  5. Dave on June 20, 2005 at 4:49 pm

    Julie, this bio, along with the recent David O. McKay biography, seems to be signalling a new and more appealing approach to LDS biography. I think it is a great development. Are there any other new biographies slated to be published in the next year or so (apart from Rough Stone Rolling) that you are aware of?

  6. Julie in Austin on June 20, 2005 at 6:12 pm

    Dave–

    I’m not aware of anything, but I’m sure the hive mind will chime in with anything out there. It seems that the McKay papers at the UofU will be grist for a lot of mills–not just Pres. McKay.

  7. Steve Evans on June 20, 2005 at 6:28 pm

    Julie, a great review. Thank you! I’d love to twitch my nose as well to conjure up more of your reviews.

  8. Julie in Austin on June 20, 2005 at 6:37 pm

    Steve Evans–

    No twitching necessary. Just come babysit so I can read more ;)

  9. Lorin on June 20, 2005 at 8:07 pm

    Dave, (#5)
    Shouldn’t we include in this trend “J. Reuben Clark, the Early Years” by Quinn, “Things in Heaven and Earth, the Life and Times of Wilford Woodruff” by Alexander, and “Brigham Young: American Moses” by Arrington?

  10. D. Fletcher on June 21, 2005 at 2:32 pm

    Interesting.

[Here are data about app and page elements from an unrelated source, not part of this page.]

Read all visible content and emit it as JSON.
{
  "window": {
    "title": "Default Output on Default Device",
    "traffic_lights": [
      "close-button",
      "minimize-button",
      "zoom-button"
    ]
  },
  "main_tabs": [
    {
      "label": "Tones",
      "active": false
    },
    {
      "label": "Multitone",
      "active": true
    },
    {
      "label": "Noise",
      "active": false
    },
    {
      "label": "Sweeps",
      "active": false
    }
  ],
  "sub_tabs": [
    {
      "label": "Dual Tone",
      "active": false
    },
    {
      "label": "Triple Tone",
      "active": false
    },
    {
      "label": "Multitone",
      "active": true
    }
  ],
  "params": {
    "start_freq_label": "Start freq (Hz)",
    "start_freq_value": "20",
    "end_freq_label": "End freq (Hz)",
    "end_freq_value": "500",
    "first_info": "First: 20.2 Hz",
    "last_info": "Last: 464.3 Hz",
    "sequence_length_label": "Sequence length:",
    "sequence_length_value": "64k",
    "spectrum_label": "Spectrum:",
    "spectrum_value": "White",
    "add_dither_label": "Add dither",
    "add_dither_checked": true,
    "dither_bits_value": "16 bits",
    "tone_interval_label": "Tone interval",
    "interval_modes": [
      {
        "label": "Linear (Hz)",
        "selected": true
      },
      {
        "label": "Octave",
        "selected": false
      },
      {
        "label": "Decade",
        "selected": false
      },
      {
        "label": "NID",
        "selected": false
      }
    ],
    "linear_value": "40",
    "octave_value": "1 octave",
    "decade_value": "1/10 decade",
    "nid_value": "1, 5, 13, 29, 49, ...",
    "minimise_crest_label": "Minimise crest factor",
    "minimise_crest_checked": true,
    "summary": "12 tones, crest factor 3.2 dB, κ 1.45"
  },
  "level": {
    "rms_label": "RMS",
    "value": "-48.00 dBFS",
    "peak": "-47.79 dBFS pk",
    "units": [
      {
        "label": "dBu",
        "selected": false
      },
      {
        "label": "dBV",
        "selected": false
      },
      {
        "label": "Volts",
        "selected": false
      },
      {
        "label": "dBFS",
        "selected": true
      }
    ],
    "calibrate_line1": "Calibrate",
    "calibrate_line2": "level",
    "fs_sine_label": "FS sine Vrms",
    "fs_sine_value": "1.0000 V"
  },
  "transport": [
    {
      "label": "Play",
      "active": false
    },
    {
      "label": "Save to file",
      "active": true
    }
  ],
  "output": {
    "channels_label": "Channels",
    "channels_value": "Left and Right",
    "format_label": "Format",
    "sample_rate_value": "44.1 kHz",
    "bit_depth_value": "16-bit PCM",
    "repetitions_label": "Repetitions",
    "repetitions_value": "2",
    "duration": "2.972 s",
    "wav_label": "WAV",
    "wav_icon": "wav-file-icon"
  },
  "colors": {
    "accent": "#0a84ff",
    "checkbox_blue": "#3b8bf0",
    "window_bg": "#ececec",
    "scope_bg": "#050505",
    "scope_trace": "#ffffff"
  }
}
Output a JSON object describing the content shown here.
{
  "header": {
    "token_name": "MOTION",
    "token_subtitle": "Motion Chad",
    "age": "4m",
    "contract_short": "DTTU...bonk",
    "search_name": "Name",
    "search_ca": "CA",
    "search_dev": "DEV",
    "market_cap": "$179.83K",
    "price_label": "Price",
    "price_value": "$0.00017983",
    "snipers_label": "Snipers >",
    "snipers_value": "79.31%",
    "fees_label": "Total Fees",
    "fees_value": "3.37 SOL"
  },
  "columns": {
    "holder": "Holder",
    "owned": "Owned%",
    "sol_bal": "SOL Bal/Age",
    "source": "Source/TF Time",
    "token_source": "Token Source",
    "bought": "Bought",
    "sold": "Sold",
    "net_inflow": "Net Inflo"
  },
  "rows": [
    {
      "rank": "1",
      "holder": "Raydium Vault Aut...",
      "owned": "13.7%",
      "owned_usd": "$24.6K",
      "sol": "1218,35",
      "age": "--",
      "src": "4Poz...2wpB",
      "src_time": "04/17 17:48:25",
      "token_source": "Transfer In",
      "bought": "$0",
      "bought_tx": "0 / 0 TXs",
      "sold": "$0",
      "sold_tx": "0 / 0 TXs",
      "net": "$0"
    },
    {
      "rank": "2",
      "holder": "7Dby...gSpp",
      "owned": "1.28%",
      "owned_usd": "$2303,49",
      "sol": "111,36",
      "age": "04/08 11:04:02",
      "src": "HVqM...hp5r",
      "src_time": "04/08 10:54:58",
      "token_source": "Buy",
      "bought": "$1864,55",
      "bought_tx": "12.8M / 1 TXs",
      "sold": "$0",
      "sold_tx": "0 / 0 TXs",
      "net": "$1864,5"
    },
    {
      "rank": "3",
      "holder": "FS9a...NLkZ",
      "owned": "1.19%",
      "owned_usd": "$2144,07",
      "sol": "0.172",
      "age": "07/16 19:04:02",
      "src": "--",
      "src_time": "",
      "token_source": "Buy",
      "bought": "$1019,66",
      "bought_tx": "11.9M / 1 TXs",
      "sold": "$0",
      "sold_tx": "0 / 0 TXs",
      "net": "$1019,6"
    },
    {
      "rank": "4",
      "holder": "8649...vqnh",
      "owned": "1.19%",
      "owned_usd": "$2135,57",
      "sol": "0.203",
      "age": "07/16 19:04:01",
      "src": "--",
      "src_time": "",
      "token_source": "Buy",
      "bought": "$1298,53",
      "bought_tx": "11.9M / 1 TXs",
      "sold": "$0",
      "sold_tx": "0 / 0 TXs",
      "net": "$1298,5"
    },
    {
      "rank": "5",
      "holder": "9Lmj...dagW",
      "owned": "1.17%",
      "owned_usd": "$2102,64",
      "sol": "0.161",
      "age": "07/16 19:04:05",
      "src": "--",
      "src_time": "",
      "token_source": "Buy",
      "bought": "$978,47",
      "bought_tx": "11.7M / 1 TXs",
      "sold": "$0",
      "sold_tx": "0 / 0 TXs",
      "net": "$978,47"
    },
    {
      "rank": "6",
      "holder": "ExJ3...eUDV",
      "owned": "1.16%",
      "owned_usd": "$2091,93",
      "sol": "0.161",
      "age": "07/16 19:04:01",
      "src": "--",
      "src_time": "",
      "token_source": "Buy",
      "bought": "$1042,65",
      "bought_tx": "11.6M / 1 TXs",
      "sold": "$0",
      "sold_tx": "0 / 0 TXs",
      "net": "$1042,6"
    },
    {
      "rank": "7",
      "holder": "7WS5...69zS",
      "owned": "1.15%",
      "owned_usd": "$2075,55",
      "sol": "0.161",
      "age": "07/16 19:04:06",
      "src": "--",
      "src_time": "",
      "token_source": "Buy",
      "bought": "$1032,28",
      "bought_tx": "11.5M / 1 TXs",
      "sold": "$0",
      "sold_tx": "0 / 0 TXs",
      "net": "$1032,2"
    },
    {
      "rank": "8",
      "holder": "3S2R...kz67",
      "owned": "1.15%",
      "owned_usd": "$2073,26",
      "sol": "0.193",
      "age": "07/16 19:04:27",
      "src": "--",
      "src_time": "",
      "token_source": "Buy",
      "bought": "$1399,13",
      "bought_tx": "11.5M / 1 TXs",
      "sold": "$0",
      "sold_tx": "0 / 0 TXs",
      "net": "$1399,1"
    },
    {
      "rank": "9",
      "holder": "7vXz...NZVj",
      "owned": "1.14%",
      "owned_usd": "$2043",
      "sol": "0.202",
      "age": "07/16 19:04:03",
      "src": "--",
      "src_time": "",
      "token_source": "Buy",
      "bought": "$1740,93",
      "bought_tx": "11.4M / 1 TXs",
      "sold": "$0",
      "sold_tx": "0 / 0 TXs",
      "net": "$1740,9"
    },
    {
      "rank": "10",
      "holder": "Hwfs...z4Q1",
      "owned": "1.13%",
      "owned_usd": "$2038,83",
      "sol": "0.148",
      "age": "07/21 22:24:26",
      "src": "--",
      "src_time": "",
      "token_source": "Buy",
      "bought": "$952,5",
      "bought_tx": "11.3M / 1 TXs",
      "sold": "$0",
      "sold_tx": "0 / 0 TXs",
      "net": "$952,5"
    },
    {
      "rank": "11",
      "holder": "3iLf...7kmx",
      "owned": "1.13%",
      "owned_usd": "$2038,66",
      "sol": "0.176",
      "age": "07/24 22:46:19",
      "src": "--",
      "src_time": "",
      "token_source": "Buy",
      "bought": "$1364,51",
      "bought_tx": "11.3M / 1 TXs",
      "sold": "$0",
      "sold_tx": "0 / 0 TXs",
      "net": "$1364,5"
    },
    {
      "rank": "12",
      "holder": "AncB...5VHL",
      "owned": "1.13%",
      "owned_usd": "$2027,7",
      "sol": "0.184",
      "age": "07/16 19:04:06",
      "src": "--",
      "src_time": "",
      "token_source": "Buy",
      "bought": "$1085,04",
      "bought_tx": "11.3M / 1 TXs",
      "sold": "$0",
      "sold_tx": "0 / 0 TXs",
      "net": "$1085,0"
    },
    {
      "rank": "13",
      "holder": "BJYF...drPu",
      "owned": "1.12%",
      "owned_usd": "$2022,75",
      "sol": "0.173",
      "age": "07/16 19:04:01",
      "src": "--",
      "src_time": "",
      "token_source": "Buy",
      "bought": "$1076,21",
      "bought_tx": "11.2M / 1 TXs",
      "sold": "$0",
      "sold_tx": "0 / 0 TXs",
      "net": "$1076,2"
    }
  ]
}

Does the bio talk about his polygamy at all?

  11. D. Fletcher on June 21, 2005 at 2:35 pm

    Sorry to ask the question — I now see that it does. Ron Walker did his research many years ago — this bio has been held up a long time. Heather Bennett and I are Heber’s great-grandchildren by his third wife, Emily Wells.